By Jane Sutton
GUANTANAMO BAY US NAVAL BASE, Cuba (Reuters) - A train wreck in the United States disrupted Internet connections to the Guantanamo Bay U.S. Naval base on Tuesday and caused a one-day delay in pretrial hearings for five prisoners accused of launching the September 11 attacks.
Hearings had been scheduled to begin on Wednesday for the alleged mastermind of the hijacked plane attacks, Khalid Sheikh Mohammed, and four others facing death penalty charges of mass murder, terrorism and conspiring with al Qaeda.
The train derailment in the Baltimore, Maryland, area that killed two young women knocked out fiber optic lines that are part of the wire-and-satellite network providing communications to the remote U.S. Naval base in eastern Cuba, said Captain Robert Durand, a spokesman for the Guantanamo detention operation.
That left defense lawyers and prosecutors at the base temporarily unable to access email and electronic legal files. Defense lawyers said the network breakdown had drastically interrupted preparations for the hearings, and filed an emergency request for a delay.
The judge, Army Colonel James Pohl, postponed the start of the hearings until Thursday. The session was scheduled to last six days to address secrecy rules governing the trials, among other issues.
The United States maintains an economic embargo on Cuba that is intended to put pressure on the island's communist government and there are no communications links between the U.S. base and the rest of Cuba.
Satellites relay phone and Internet signals to and from the base, linking it with communications networks in Maryland and Maine. The Maryland link was expected to be fully restored by Tuesday evening, Durand said.
The hearings could face additional disruption from Tropical Storm Isaac, which formed in the Atlantic Ocean east of the Lesser Antilles. It was forecast to strengthen as it moved into the Caribbean Sea by Thursday, and could threaten Guantanamo as a hurricane on Saturday, the U.S. National Hurricane Center said.

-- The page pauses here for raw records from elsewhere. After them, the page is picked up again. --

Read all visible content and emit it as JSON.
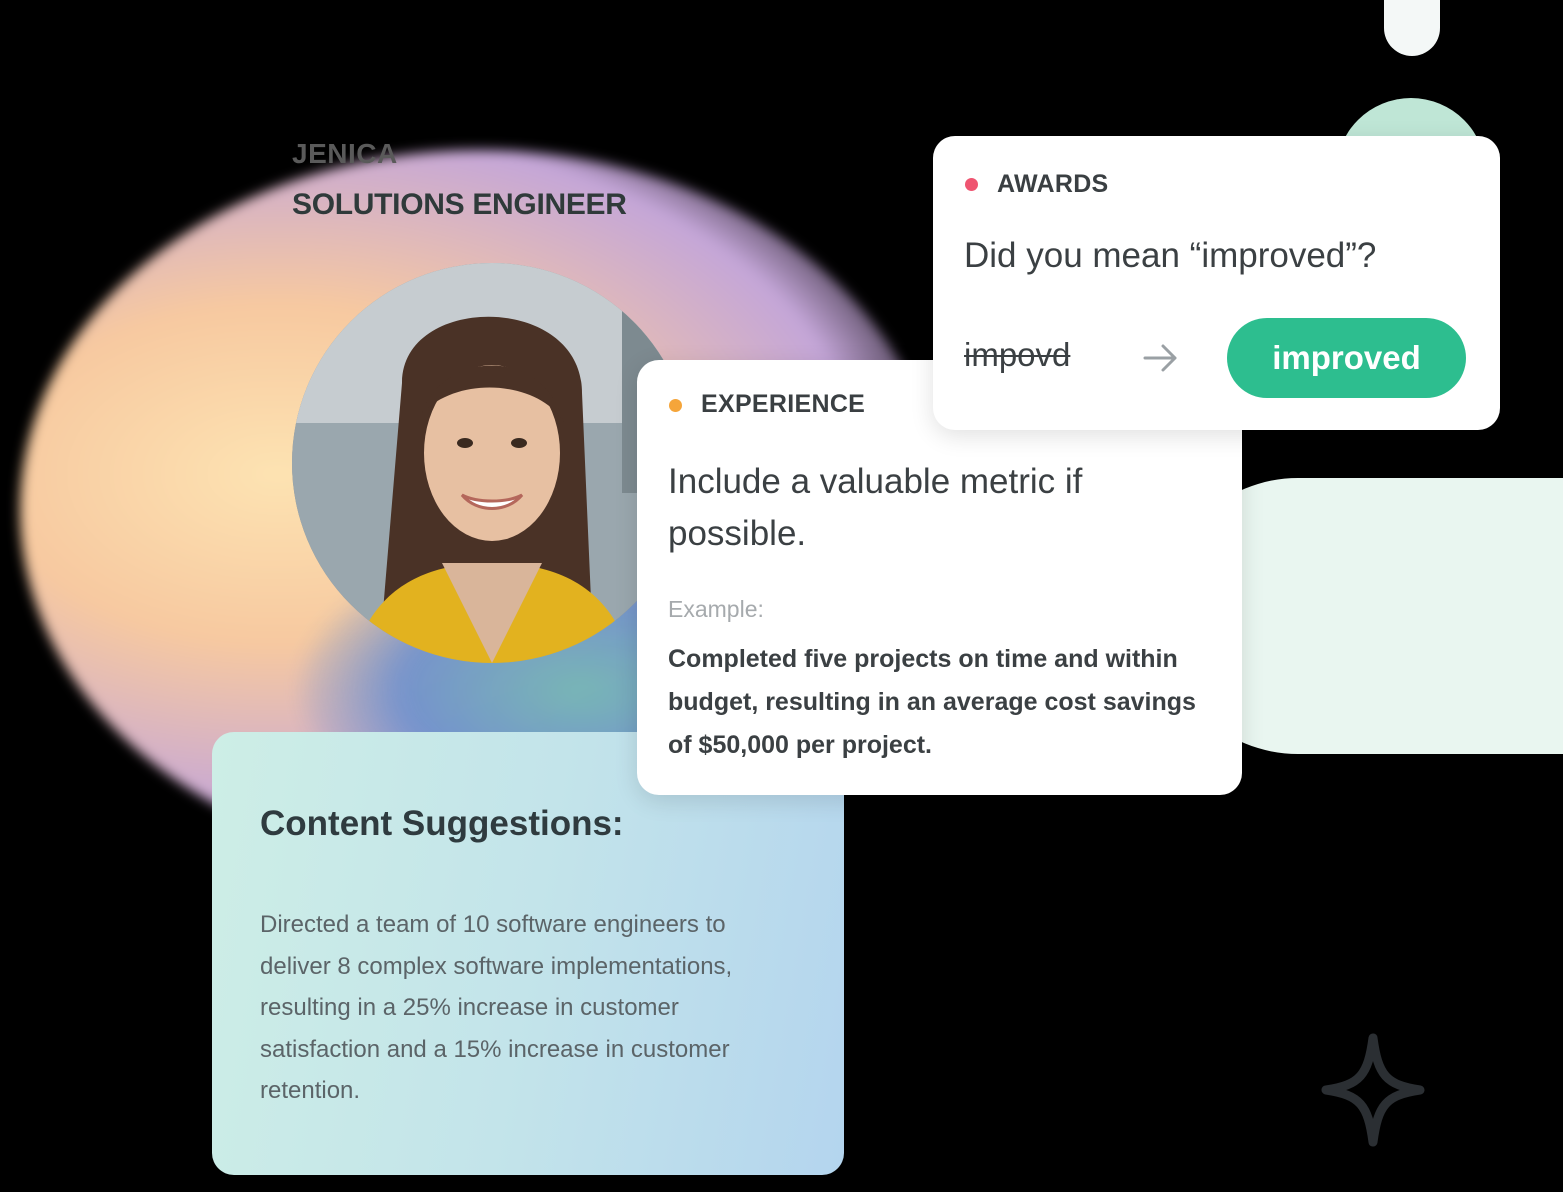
{
  "profile": {
    "first_name": "JENICA",
    "role": "SOLUTIONS ENGINEER"
  },
  "content_suggestions": {
    "title": "Content Suggestions:",
    "body": "Directed a team of 10 software engineers to deliver 8 complex software implementations, resulting in a 25% increase in customer satisfaction and a 15% increase in customer retention."
  },
  "experience": {
    "label": "EXPERIENCE",
    "tip": "Include a valuable metric if possible.",
    "example_label": "Example:",
    "example": "Completed five projects on time and within budget, resulting in an average cost savings of $50,000 per project."
  },
  "awards": {
    "label": "AWARDS",
    "question": "Did you mean “improved”?",
    "misspelled": "impovd",
    "suggestion": "improved"
  },
  "colors": {
    "accent_green": "#2dbe8f",
    "awards_dot": "#ef5571",
    "experience_dot": "#f5a53a",
    "mint": "#e9f6f0"
  },
  "icons": [
    "arrow-right-icon",
    "sparkle-star-icon"
  ]
}
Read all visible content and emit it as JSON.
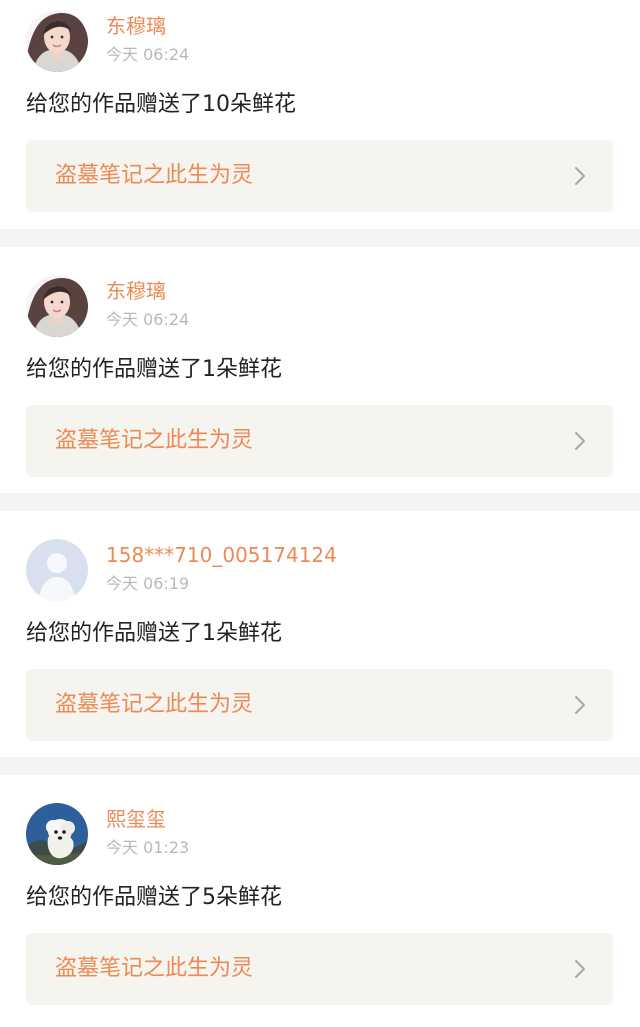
{
  "notifications": [
    {
      "avatar_icon": "portrait-avatar-icon",
      "username": "东穆璃",
      "time": "今天 06:24",
      "message": "给您的作品赠送了10朵鲜花",
      "work_title": "盗墓笔记之此生为灵",
      "action_icon": "chevron-right-icon"
    },
    {
      "avatar_icon": "portrait-avatar-icon",
      "username": "东穆璃",
      "time": "今天 06:24",
      "message": "给您的作品赠送了1朵鲜花",
      "work_title": "盗墓笔记之此生为灵",
      "action_icon": "chevron-right-icon"
    },
    {
      "avatar_icon": "default-user-avatar-icon",
      "username": "158***710_005174124",
      "time": "今天 06:19",
      "message": "给您的作品赠送了1朵鲜花",
      "work_title": "盗墓笔记之此生为灵",
      "action_icon": "chevron-right-icon"
    },
    {
      "avatar_icon": "dog-avatar-icon",
      "username": "熙玺玺",
      "time": "今天 01:23",
      "message": "给您的作品赠送了5朵鲜花",
      "work_title": "盗墓笔记之此生为灵",
      "action_icon": "chevron-right-icon"
    }
  ],
  "colors": {
    "accent": "#ec8a55",
    "page_background": "#f4f4f4",
    "card_background": "#ffffff",
    "work_link_background": "#f5f4ef",
    "message_text": "#222222",
    "time_text": "#b9b9b9"
  }
}
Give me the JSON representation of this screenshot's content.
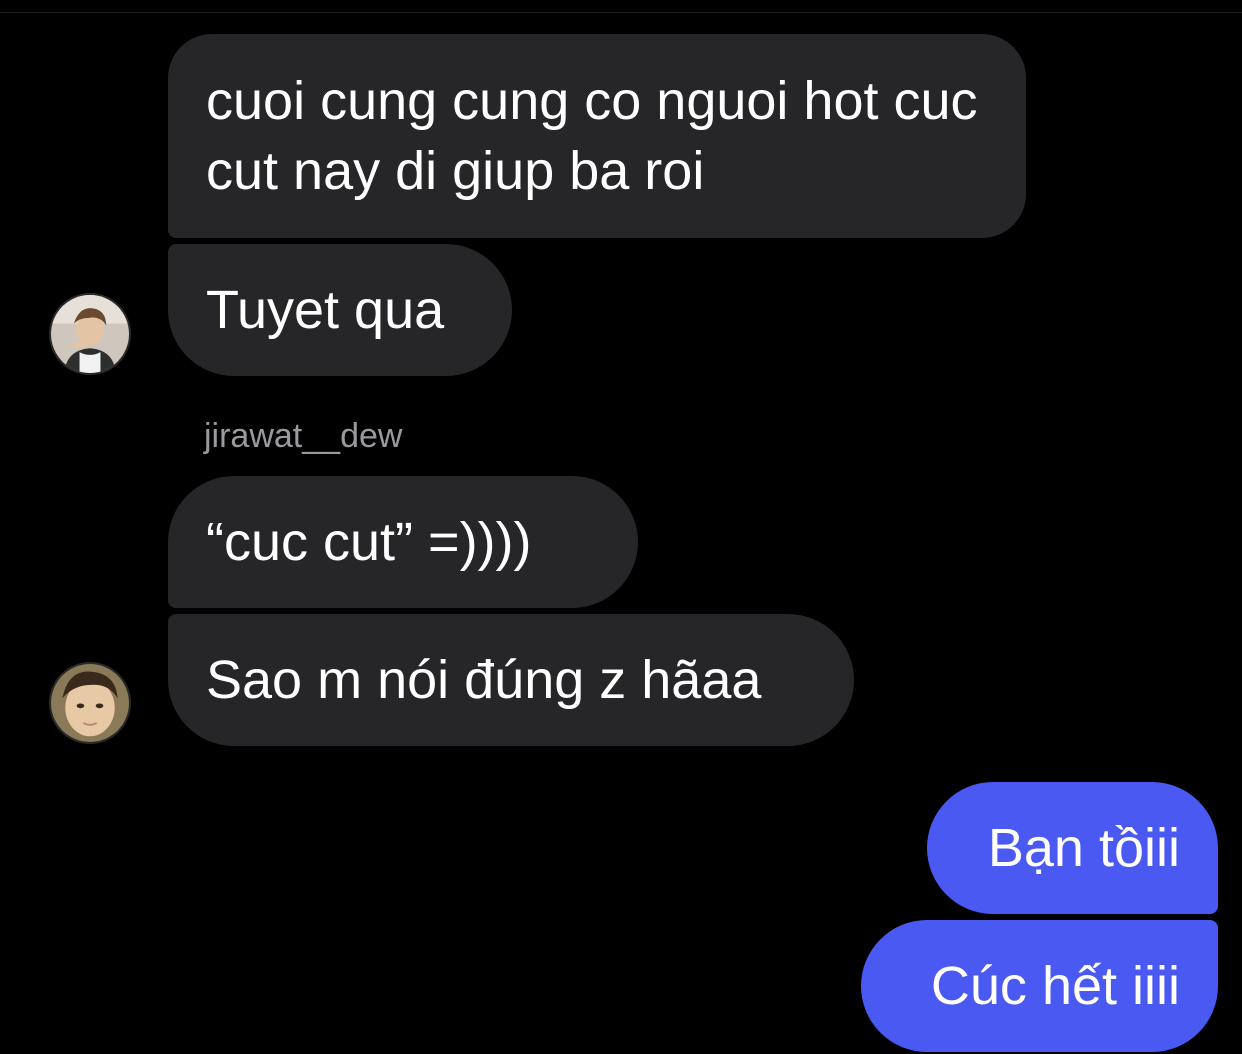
{
  "conversation": {
    "messages": [
      {
        "direction": "incoming",
        "text": "cuoi cung cung co nguoi hot cuc cut nay di giup ba roi"
      },
      {
        "direction": "incoming",
        "text": "Tuyet qua"
      },
      {
        "direction": "incoming",
        "text": "“cuc cut” =))))",
        "sender": "jirawat__dew"
      },
      {
        "direction": "incoming",
        "text": "Sao m nói đúng z hãaa"
      },
      {
        "direction": "outgoing",
        "text": "Bạn tồiii"
      },
      {
        "direction": "outgoing",
        "text": "Cúc hết iiii"
      }
    ],
    "avatars": [
      {
        "icon": "user-avatar-photo-icon"
      },
      {
        "icon": "user-avatar-photo-icon"
      }
    ]
  },
  "colors": {
    "background": "#000000",
    "incoming_bubble": "#262628",
    "outgoing_bubble": "#4a59f2",
    "sender_name": "#9a9a9e"
  }
}
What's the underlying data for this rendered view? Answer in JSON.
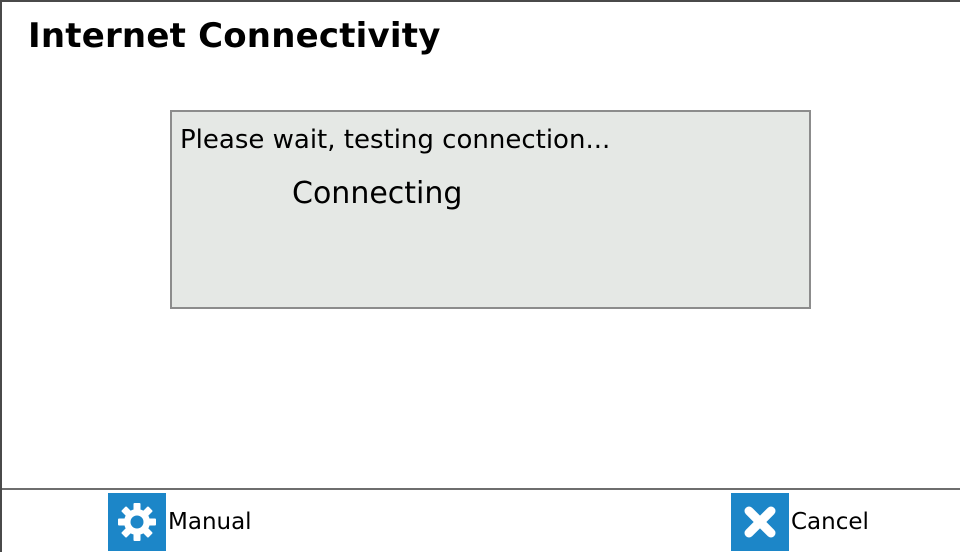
{
  "header": {
    "title": "Internet Connectivity"
  },
  "status_panel": {
    "message": "Please wait, testing connection...",
    "state": "Connecting"
  },
  "footer": {
    "manual": {
      "label": "Manual",
      "icon": "gear-icon"
    },
    "cancel": {
      "label": "Cancel",
      "icon": "close-icon"
    }
  },
  "colors": {
    "icon_tile": "#1c86c8",
    "panel_background": "#e5e8e5"
  }
}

(Edited by Doina Chiacu)
IRS Commissioner: Sorry Thieves Stole Your Personal Info From Us, But We Can't Really Protect You In The Future | Katie Pavlich